Now, although the accompanying recognition was once misappropriated to my yard by a local paper, the official sign itself has never graced my sod.
"I signed out of Garden Club," she blurted, unable to find a better way to say it, I suppose.
Lou-Anne was my one and only hope. Unlike her other Garden Club cohorts, she understands my homage to the au naturel. Even though I would never do anything as dastardly as sever a magnolia tree from its roots to make way for a cement parking pad, I have no qualms about standing by and allowing the magnolia to leave my landscape of its own volition. I am not one to interfere with Mother Nature.
"Signed out?" I exclaimed.
Ignoring my loss of composure, Lou-Anne answered, "Yeah, I wrote my letter of resignation. I don't have time for it anymore."
"I'm sorry," I said, sorrier for myself, of course. "I didn't know you quit."
"I didn't quit," she corrected. "I resigned, in good standing."
"Yes, I suppose there's a difference," I acquiesced. No reason to burn bridges, especially if she could join up again any time she wants, which I optimistically pointed out.
"I can't see ever going back."
She must have seen my shoulders slump.
"The next meeting after I resigned, things went badly at the wine tasting."
"Sounds like my kind of club," I said.
She ignored me.
"Our friend, John, told everyone about different types of wines and then served samples around. And," Lou-Anne paused, clearly disturbed, "he asked some of the ladies if they would like a regular glassful or a ..." -- she hesitated again -- "Lou-Anne glass of wine! People have been asking what a Lou-Anne glass of wine is and blessing my heart."
One of my greatest God-given gifts is the ability to spin a negative into a positive. My glass -- I like to think my Lou-Anne glass -- is always half-full. Unless I used my talent to help, she would never put herself in a position to put that sign in my yard.

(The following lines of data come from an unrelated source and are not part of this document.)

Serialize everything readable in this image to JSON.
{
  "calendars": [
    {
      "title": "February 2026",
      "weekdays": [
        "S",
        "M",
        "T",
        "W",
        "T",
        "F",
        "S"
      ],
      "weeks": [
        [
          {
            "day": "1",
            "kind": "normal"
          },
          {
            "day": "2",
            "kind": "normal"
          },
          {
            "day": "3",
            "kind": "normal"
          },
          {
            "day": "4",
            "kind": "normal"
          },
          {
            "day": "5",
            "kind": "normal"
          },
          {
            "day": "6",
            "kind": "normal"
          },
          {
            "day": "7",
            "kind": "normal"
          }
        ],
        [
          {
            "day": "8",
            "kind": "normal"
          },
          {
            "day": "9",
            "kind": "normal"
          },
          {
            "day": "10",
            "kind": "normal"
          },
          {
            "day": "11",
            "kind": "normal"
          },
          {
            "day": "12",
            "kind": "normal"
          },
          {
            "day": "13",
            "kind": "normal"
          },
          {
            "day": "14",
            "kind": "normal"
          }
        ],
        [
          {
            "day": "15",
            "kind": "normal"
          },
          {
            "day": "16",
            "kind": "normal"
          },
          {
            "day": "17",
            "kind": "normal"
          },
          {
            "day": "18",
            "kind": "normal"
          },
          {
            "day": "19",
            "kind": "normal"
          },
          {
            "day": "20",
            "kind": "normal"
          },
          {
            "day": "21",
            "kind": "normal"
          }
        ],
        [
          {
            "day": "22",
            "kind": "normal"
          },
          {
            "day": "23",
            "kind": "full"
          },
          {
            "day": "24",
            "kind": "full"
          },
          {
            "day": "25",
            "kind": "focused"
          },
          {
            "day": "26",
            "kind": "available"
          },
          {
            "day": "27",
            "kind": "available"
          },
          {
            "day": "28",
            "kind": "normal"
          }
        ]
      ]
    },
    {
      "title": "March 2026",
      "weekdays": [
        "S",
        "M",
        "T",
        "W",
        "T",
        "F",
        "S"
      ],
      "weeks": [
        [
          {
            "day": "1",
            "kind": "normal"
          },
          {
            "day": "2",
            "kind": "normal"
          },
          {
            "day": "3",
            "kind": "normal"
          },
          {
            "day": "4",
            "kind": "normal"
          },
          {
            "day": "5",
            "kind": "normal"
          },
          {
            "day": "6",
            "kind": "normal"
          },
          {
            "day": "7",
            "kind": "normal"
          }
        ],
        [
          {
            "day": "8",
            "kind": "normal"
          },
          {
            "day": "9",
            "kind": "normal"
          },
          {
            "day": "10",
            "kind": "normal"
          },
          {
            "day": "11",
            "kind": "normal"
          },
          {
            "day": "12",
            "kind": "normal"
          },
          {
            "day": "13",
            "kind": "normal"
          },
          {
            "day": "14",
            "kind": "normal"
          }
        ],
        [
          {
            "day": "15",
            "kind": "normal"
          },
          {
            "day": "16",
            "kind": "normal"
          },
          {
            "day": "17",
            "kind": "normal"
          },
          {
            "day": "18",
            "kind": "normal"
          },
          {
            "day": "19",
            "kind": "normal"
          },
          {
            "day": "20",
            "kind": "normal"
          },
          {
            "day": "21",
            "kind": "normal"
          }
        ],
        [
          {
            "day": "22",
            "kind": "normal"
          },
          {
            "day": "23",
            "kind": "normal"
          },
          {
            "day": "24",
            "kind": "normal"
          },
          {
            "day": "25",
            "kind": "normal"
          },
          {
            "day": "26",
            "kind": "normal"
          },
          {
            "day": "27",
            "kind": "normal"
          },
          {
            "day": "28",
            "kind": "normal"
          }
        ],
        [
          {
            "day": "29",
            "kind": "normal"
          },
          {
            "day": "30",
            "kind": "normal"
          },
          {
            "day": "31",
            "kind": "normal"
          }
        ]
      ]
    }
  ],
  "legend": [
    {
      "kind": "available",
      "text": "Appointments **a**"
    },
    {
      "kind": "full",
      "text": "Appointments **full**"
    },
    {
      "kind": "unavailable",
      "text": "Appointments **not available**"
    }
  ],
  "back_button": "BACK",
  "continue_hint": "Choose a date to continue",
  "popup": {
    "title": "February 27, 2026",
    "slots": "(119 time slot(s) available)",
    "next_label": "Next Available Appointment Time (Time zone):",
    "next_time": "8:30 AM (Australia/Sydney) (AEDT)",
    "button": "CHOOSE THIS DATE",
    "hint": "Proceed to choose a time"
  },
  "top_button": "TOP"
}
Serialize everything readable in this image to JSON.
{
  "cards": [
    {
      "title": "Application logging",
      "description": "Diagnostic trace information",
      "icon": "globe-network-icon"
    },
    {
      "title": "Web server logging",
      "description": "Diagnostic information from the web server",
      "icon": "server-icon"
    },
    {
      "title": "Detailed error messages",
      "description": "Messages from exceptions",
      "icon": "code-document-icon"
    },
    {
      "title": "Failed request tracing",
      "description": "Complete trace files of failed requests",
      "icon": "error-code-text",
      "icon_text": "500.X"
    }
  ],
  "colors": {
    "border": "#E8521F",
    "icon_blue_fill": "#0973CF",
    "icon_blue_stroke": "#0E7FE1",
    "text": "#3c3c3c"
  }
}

"Lou-Anne," I counseled, "you should never be embarrassed about making a name for yourself in this world. What is a Lou-Anne glass of wine anyway?"
"An extra-large portion," she said.
"You hold your head high, girl. There's no shame in that. You will live in perpetuity because you've put your name on something. People envy you, whether they admit it or not. And you didn't even have to supply a large monetary donation to sway the Naming Committee. Before you know it, the White Columns restaurant will offer wine by the glass and wine by the Lou-Anne glass."
She nodded, but she's one of the most hardheaded people I know. She won't go back to Garden Club until either it snows in Miami or White Columns puts her name on the wine list.
Inside, I sulked and, with a Lou-Anne glass of wine in hand, plotted to get her name on that menu.
Lucy Adams, a syndicated columnist, freelance writer, and author of If Mama Don't Laugh, It Ain't Funny, lives in Thomson, Ga. E-mail her at firstname.lastname@example.org or visit www.IfMama.com.